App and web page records

# # # #

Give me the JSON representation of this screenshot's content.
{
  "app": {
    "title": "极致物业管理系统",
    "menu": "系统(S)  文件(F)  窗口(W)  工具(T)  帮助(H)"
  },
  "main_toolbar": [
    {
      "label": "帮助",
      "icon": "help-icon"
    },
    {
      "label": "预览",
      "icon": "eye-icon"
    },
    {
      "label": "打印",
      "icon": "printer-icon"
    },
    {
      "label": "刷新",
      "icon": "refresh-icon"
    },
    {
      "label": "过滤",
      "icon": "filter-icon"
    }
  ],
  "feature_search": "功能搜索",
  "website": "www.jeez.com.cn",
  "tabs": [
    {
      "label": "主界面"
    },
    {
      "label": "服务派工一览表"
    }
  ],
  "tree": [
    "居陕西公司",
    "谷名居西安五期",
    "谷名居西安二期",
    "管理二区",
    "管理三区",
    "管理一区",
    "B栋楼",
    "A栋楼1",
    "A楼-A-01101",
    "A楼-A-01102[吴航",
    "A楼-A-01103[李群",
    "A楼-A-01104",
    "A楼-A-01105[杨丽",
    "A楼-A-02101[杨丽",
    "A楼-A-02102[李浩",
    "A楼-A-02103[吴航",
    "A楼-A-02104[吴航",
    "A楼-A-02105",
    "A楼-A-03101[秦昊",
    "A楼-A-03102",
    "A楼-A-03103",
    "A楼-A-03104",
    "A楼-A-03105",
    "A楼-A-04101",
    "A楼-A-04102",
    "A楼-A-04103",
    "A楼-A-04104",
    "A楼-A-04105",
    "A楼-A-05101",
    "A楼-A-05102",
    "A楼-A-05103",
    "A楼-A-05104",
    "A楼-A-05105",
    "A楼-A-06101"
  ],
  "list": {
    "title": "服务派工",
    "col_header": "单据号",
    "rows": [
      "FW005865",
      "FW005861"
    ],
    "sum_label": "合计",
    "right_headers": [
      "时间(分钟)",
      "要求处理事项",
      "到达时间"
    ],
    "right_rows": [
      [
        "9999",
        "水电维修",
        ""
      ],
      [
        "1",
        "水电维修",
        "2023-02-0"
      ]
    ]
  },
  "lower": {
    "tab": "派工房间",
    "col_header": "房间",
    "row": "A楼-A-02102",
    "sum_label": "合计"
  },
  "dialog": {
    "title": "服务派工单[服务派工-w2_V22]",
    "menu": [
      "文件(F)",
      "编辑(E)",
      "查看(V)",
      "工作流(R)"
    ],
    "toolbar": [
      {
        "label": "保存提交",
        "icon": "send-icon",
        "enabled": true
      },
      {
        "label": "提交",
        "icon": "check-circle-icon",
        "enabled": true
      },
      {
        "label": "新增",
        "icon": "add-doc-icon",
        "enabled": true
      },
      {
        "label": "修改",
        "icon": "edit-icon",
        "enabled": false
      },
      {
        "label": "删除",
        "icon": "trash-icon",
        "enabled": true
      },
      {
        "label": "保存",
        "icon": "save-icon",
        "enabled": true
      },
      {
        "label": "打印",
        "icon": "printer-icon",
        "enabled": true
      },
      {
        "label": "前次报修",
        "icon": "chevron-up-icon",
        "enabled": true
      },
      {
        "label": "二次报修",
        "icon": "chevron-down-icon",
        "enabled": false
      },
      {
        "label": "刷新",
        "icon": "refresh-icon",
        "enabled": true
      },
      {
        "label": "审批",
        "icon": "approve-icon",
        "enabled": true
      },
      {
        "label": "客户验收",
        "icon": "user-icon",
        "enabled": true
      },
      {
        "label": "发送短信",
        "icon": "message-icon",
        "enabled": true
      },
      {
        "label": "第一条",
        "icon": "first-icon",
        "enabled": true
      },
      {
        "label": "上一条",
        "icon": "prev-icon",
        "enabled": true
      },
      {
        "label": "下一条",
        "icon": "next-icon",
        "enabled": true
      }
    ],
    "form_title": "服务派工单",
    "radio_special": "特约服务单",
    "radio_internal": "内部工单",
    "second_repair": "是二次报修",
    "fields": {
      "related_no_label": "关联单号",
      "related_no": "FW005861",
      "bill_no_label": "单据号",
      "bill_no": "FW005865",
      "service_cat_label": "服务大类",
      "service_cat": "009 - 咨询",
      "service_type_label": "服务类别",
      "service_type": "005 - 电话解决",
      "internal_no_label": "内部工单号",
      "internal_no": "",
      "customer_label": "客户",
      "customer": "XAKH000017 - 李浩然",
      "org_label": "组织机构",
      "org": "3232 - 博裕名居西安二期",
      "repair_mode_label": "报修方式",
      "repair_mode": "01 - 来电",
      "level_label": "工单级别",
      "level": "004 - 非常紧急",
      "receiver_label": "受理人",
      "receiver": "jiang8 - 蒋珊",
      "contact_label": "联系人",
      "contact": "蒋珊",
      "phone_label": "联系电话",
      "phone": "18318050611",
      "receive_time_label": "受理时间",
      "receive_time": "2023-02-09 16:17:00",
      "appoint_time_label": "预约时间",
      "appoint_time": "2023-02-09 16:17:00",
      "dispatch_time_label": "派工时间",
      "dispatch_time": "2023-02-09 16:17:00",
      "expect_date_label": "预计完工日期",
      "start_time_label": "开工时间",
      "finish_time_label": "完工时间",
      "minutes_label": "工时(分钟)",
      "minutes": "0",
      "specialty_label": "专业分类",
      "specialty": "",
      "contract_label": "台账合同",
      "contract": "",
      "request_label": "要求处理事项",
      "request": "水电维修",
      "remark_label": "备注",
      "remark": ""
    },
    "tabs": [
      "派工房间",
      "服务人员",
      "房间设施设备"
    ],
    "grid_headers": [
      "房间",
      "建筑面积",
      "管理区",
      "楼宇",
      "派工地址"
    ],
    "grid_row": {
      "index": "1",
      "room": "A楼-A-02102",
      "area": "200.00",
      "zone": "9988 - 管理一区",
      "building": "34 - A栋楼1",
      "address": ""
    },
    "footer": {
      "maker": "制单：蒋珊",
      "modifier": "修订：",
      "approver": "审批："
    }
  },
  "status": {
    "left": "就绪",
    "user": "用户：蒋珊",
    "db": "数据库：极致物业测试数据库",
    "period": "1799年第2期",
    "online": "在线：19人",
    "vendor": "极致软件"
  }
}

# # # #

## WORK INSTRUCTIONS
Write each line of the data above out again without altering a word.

## ANSWER SECTION
Give me the JSON representation of this screenshot's content.
{
  "app": {
    "title": "极致物业管理系统",
    "menu": "系统(S)  文件(F)  窗口(W)  工具(T)  帮助(H)"
  },
  "main_toolbar": [
    {
      "label": "帮助",
      "icon": "help-icon"
    },
    {
      "label": "预览",
      "icon": "eye-icon"
    },
    {
      "label": "打印",
      "icon": "printer-icon"
    },
    {
      "label": "刷新",
      "icon": "refresh-icon"
    },
    {
      "label": "过滤",
      "icon": "filter-icon"
    }
  ],
  "feature_search": "功能搜索",
  "website": "www.jeez.com.cn",
  "tabs": [
    {
      "label": "主界面"
    },
    {
      "label": "服务派工一览表"
    }
  ],
  "tree": [
    "居陕西公司",
    "谷名居西安五期",
    "谷名居西安二期",
    "管理二区",
    "管理三区",
    "管理一区",
    "B栋楼",
    "A栋楼1",
    "A楼-A-01101",
    "A楼-A-01102[吴航",
    "A楼-A-01103[李群",
    "A楼-A-01104",
    "A楼-A-01105[杨丽",
    "A楼-A-02101[杨丽",
    "A楼-A-02102[李浩",
    "A楼-A-02103[吴航",
    "A楼-A-02104[吴航",
    "A楼-A-02105",
    "A楼-A-03101[秦昊",
    "A楼-A-03102",
    "A楼-A-03103",
    "A楼-A-03104",
    "A楼-A-03105",
    "A楼-A-04101",
    "A楼-A-04102",
    "A楼-A-04103",
    "A楼-A-04104",
    "A楼-A-04105",
    "A楼-A-05101",
    "A楼-A-05102",
    "A楼-A-05103",
    "A楼-A-05104",
    "A楼-A-05105",
    "A楼-A-06101"
  ],
  "list": {
    "title": "服务派工",
    "col_header": "单据号",
    "rows": [
      "FW005865",
      "FW005861"
    ],
    "sum_label": "合计",
    "right_headers": [
      "时间(分钟)",
      "要求处理事项",
      "到达时间"
    ],
    "right_rows": [
      [
        "9999",
        "水电维修",
        ""
      ],
      [
        "1",
        "水电维修",
        "2023-02-0"
      ]
    ]
  },
  "lower": {
    "tab": "派工房间",
    "col_header": "房间",
    "row": "A楼-A-02102",
    "sum_label": "合计"
  },
  "dialog": {
    "title": "服务派工单[服务派工-w2_V22]",
    "menu": [
      "文件(F)",
      "编辑(E)",
      "查看(V)",
      "工作流(R)"
    ],
    "toolbar": [
      {
        "label": "保存提交",
        "icon": "send-icon",
        "enabled": true
      },
      {
        "label": "提交",
        "icon": "check-circle-icon",
        "enabled": true
      },
      {
        "label": "新增",
        "icon": "add-doc-icon",
        "enabled": true
      },
      {
        "label": "修改",
        "icon": "edit-icon",
        "enabled": false
      },
      {
        "label": "删除",
        "icon": "trash-icon",
        "enabled": true
      },
      {
        "label": "保存",
        "icon": "save-icon",
        "enabled": true
      },
      {
        "label": "打印",
        "icon": "printer-icon",
        "enabled": true
      },
      {
        "label": "前次报修",
        "icon": "chevron-up-icon",
        "enabled": true
      },
      {
        "label": "二次报修",
        "icon": "chevron-down-icon",
        "enabled": false
      },
      {
        "label": "刷新",
        "icon": "refresh-icon",
        "enabled": true
      },
      {
        "label": "审批",
        "icon": "approve-icon",
        "enabled": true
      },
      {
        "label": "客户验收",
        "icon": "user-icon",
        "enabled": true
      },
      {
        "label": "发送短信",
        "icon": "message-icon",
        "enabled": true
      },
      {
        "label": "第一条",
        "icon": "first-icon",
        "enabled": true
      },
      {
        "label": "上一条",
        "icon": "prev-icon",
        "enabled": true
      },
      {
        "label": "下一条",
        "icon": "next-icon",
        "enabled": true
      }
    ],
    "form_title": "服务派工单",
    "radio_special": "特约服务单",
    "radio_internal": "内部工单",
    "second_repair": "是二次报修",
    "fields": {
      "related_no_label": "关联单号",
      "related_no": "FW005861",
      "bill_no_label": "单据号",
      "bill_no": "FW005865",
      "service_cat_label": "服务大类",
      "service_cat": "009 - 咨询",
      "service_type_label": "服务类别",
      "service_type": "005 - 电话解决",
      "internal_no_label": "内部工单号",
      "internal_no": "",
      "customer_label": "客户",
      "customer": "XAKH000017 - 李浩然",
      "org_label": "组织机构",
      "org": "3232 - 博裕名居西安二期",
      "repair_mode_label": "报修方式",
      "repair_mode": "01 - 来电",
      "level_label": "工单级别",
      "level": "004 - 非常紧急",
      "receiver_label": "受理人",
      "receiver": "jiang8 - 蒋珊",
      "contact_label": "联系人",
      "contact": "蒋珊",
      "phone_label": "联系电话",
      "phone": "18318050611",
      "receive_time_label": "受理时间",
      "receive_time": "2023-02-09 16:17:00",
      "appoint_time_label": "预约时间",
      "appoint_time": "2023-02-09 16:17:00",
      "dispatch_time_label": "派工时间",
      "dispatch_time": "2023-02-09 16:17:00",
      "expect_date_label": "预计完工日期",
      "start_time_label": "开工时间",
      "finish_time_label": "完工时间",
      "minutes_label": "工时(分钟)",
      "minutes": "0",
      "specialty_label": "专业分类",
      "specialty": "",
      "contract_label": "台账合同",
      "contract": "",
      "request_label": "要求处理事项",
      "request": "水电维修",
      "remark_label": "备注",
      "remark": ""
    },
    "tabs": [
      "派工房间",
      "服务人员",
      "房间设施设备"
    ],
    "grid_headers": [
      "房间",
      "建筑面积",
      "管理区",
      "楼宇",
      "派工地址"
    ],
    "grid_row": {
      "index": "1",
      "room": "A楼-A-02102",
      "area": "200.00",
      "zone": "9988 - 管理一区",
      "building": "34 - A栋楼1",
      "address": ""
    },
    "footer": {
      "maker": "制单：蒋珊",
      "modifier": "修订：",
      "approver": "审批："
    }
  },
  "status": {
    "left": "就绪",
    "user": "用户：蒋珊",
    "db": "数据库：极致物业测试数据库",
    "period": "1799年第2期",
    "online": "在线：19人",
    "vendor": "极致软件"
  }
}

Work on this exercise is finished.